Already at historic lows, PC prices are set to hit even lower price points over the coming year, as microprocessor advances promise to bring more performance to low-cost PCs, officials at chip vendors predicted at last week's Computex '98 trade show in Taipei.
As microprocessor vendors such as National Semiconductor's Cyrix unit and Integrated Device Technology's Centaur Technology continue to integrate more functions onto their silicon, users can look forward to sub-$US500 PCs before the end of the year, and lower still by next year, officials said.
"The epicentre of this industry turmoil is right here in Taiwan," said Brian Halla, president and CEO of National Semiconductor, referring to what he called the critical role the island's manufacturers have played in bringing down the cost of PC hardware. "Taiwan has become the centre of the PC universe."
Eventually this relentless drive towards lower PC price points will lead to PC-compatible "information appliances" replacing traditional PCs, predicted Halla. "The new PC is the PC that will enable the information age," he said.

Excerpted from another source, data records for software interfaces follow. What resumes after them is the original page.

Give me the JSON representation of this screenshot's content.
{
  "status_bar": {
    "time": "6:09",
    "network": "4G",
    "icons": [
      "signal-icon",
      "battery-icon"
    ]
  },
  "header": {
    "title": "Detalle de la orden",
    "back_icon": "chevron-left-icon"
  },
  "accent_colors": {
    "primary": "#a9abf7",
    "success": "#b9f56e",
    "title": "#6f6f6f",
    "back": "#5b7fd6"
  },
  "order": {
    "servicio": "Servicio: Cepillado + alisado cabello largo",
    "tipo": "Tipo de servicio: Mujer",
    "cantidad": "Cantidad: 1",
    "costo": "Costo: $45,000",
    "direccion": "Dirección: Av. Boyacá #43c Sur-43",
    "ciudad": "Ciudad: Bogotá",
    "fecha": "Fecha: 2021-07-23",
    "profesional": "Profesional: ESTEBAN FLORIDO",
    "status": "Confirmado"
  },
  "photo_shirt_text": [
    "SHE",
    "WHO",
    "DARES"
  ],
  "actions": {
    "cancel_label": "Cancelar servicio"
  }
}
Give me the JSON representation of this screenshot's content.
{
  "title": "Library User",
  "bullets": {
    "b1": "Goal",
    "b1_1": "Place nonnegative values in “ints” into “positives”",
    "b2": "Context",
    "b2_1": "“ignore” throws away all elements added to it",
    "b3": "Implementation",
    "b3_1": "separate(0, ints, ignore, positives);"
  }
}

But such low-cost information appliances will still have to be compatible with Microsoft's Windows operating systems because of the popularity of the platform's applications among users, said Halla.
To put more reality into his vision of huge volumes of cheap information appliances replacing PCs as we know them, Halla outlined rollout and technical plans for future National Semiconductor/Cyrix processors that by mid-1999 will result in a sub-$US100 PC-on-a-chip.
Traditional PC prices, meanwhile, will also reach new lows later this year.
By Christmas, for example, several of IDT's PC maker customers will bring out full-fledged PCs with most of the latest PC technologies, such as MMX, accelerated graphics port (AGP) 3-D graphics and a 100MHz system bus at a recommended retail price of $US500. This often includes a 15in monitor, said Joe Baranowski, vice president of sales and marketing at IDT's Centaur Technology subsidiary.
"These $US500 PCs won't be from first-tier vendors, but there will be quite a few of them in the second and third tiers," he added.
By next year, $US399 price points may become a reality, and that will mean he processor cost must reach new lows of somewhere around $US40, Baranowski predicted.